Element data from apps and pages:

::::::::

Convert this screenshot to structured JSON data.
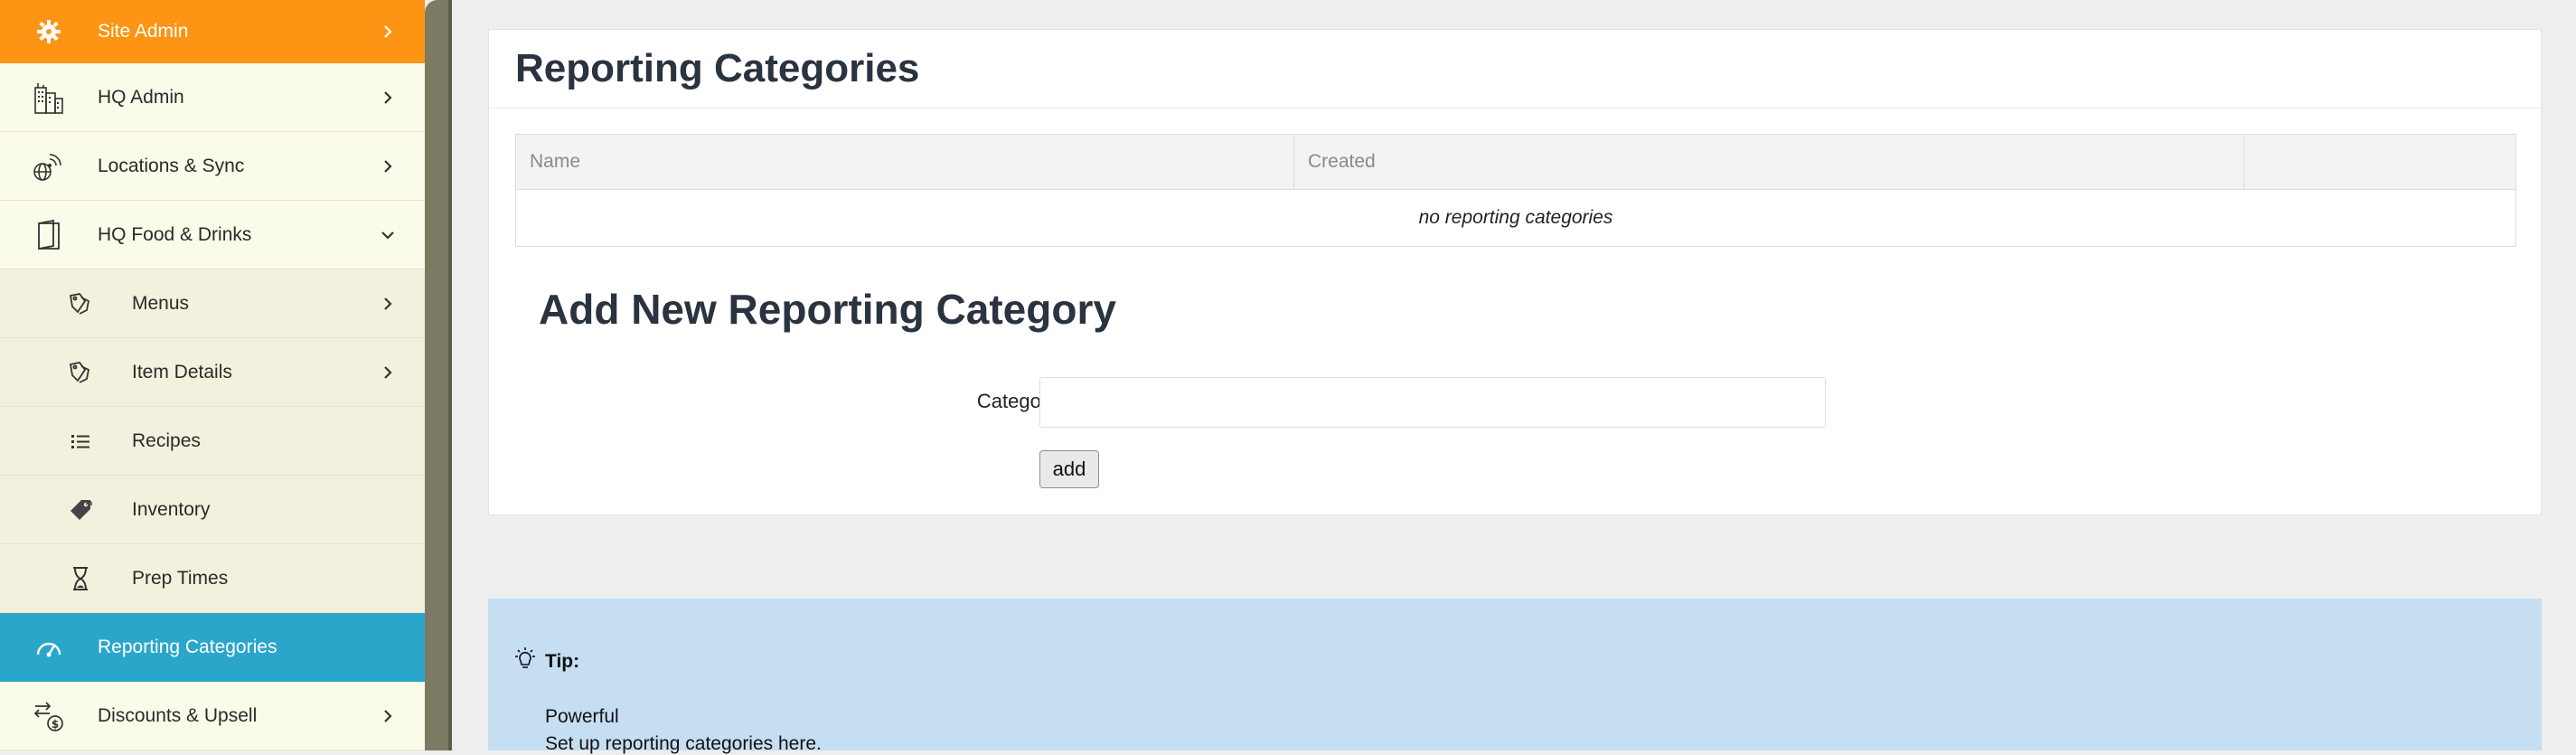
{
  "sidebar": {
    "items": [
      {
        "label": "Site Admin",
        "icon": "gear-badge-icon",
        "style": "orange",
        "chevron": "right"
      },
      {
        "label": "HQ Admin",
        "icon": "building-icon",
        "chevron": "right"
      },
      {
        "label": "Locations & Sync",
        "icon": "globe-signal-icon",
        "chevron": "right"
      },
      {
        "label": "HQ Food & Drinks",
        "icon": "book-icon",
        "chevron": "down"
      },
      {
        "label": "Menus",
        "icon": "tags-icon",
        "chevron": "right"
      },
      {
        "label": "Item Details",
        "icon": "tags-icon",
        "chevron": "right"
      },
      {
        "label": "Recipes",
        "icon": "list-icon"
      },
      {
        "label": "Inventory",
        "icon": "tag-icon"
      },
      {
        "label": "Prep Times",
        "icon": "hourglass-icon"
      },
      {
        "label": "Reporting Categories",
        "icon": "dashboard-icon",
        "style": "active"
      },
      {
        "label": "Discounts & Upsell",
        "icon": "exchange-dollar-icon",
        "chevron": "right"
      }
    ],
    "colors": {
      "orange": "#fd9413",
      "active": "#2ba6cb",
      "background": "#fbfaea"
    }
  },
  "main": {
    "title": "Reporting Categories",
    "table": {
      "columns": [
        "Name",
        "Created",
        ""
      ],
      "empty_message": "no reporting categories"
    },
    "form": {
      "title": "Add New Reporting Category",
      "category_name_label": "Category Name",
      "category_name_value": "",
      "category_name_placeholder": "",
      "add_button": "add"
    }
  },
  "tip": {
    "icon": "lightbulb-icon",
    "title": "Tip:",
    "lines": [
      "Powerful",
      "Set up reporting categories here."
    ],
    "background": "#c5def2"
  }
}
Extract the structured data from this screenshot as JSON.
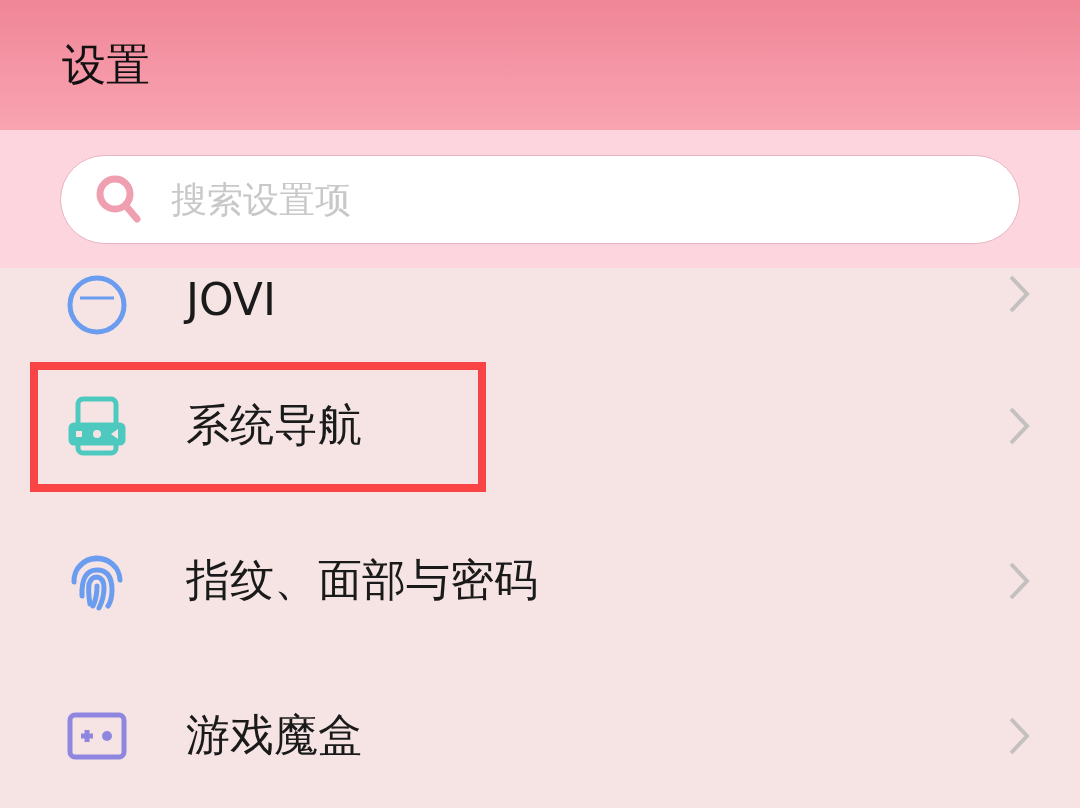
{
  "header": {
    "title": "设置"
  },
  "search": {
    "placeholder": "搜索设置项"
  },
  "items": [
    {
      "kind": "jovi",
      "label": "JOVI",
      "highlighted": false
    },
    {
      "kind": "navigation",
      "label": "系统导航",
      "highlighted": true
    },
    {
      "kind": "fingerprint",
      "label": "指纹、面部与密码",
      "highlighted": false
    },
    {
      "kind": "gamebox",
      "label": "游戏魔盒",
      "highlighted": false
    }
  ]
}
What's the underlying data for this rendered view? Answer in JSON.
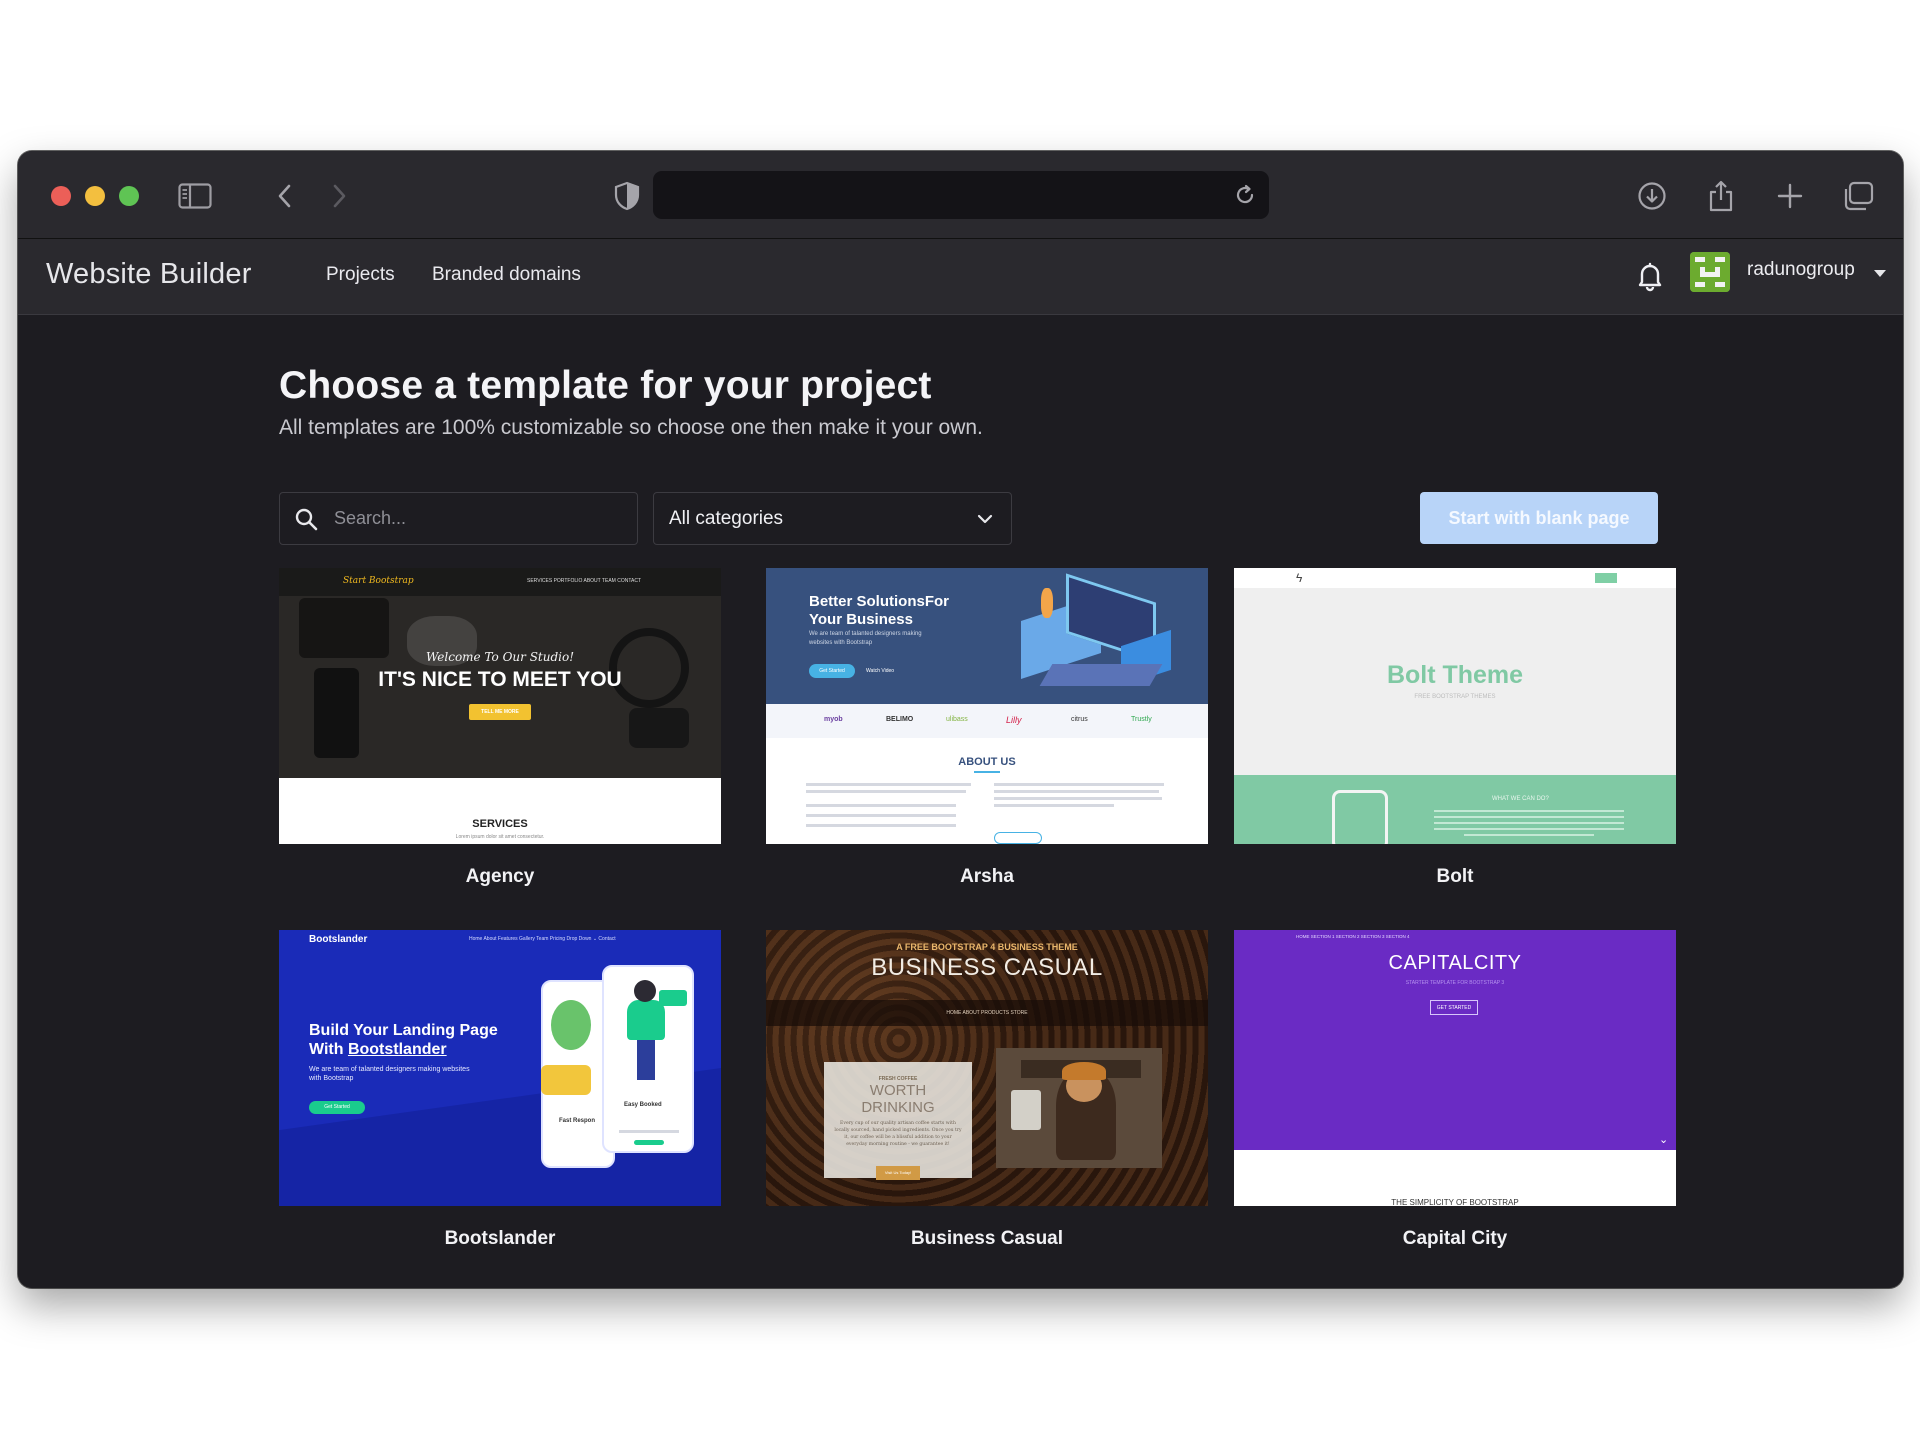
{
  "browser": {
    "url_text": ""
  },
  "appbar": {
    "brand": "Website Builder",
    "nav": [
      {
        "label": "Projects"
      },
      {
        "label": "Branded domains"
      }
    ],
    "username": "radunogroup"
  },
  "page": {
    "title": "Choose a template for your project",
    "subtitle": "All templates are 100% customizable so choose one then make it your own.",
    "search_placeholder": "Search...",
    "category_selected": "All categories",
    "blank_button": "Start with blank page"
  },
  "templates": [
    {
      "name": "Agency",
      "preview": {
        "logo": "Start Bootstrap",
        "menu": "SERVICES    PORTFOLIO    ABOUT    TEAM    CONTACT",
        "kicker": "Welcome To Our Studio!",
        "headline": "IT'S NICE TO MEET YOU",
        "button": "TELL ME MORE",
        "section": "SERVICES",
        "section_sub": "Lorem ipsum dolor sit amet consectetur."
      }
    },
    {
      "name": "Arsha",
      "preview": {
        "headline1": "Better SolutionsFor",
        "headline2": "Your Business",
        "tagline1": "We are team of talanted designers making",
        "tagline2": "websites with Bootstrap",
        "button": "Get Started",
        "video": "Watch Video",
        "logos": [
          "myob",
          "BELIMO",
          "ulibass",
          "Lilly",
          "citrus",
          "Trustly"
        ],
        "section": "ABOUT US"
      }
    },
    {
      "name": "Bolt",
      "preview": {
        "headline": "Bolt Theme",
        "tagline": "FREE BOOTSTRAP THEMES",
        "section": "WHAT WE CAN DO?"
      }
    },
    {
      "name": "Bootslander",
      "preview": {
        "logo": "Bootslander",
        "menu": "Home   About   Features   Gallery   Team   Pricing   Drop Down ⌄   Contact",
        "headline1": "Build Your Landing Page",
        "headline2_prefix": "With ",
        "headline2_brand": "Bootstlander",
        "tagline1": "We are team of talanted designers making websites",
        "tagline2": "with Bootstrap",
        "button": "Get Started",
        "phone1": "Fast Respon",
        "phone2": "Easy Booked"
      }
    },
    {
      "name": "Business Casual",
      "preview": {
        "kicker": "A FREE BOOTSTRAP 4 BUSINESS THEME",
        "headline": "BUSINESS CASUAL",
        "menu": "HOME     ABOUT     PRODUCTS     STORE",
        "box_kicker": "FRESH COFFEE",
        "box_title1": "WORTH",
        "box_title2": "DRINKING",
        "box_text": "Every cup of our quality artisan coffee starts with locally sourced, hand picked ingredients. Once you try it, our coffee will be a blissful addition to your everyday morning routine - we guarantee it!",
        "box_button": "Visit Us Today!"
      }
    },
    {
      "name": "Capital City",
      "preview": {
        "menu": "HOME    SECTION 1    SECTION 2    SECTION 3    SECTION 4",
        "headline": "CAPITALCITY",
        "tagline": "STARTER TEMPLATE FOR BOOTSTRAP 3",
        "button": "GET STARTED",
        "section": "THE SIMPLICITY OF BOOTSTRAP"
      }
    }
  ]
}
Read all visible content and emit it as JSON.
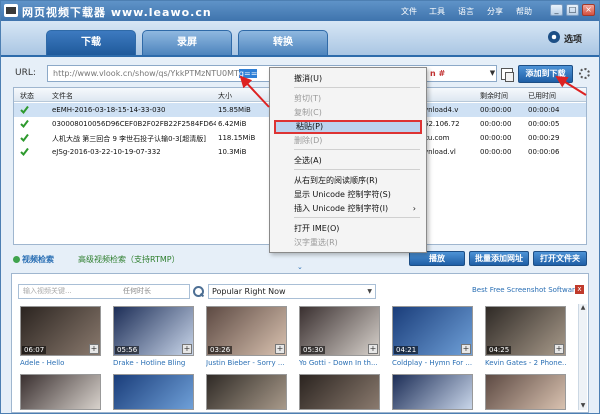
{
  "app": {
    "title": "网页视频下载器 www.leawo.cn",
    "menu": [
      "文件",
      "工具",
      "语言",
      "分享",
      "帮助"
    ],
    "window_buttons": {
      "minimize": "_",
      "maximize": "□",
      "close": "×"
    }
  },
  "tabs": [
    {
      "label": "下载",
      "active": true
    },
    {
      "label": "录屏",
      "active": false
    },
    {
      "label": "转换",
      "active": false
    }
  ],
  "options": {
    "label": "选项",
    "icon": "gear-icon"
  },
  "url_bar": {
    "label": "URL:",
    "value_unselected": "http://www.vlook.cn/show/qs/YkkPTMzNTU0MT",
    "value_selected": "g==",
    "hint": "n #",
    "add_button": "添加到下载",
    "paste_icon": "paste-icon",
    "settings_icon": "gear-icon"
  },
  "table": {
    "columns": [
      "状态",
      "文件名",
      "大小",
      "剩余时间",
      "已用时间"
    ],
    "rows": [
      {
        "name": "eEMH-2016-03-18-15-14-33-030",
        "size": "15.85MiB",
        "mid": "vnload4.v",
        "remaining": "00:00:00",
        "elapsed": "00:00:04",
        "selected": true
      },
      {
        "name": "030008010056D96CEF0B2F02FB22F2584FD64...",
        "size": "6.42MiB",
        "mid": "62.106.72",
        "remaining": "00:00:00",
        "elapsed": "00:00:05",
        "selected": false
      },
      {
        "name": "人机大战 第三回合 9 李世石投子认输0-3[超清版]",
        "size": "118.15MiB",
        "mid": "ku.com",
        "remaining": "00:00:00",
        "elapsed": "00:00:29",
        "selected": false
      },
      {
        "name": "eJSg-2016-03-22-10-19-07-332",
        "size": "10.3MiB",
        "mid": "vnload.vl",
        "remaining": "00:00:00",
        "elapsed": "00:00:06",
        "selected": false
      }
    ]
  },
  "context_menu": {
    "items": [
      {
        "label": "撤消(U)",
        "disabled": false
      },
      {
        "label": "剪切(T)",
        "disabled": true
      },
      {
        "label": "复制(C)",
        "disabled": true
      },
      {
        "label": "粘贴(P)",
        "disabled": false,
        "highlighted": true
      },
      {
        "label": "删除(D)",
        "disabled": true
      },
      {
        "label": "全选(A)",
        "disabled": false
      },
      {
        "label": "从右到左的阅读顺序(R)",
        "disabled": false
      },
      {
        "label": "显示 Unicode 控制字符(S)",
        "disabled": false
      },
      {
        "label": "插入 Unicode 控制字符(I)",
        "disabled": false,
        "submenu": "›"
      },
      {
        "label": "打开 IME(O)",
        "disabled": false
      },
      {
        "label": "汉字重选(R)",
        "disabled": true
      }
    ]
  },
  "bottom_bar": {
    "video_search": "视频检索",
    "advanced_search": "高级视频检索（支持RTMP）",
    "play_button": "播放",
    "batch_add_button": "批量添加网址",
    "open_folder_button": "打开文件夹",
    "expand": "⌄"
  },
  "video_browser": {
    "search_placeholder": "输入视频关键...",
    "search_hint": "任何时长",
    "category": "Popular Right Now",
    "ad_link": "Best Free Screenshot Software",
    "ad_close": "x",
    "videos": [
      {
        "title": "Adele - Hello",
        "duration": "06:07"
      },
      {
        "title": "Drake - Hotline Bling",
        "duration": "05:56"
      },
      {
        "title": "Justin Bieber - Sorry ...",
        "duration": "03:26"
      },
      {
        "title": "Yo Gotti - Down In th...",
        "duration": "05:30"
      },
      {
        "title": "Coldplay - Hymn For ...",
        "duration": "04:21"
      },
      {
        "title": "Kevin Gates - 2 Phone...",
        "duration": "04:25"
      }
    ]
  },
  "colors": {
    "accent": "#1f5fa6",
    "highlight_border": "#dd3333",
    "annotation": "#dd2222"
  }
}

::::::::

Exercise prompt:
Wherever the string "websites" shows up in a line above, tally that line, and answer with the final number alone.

Answer space:
2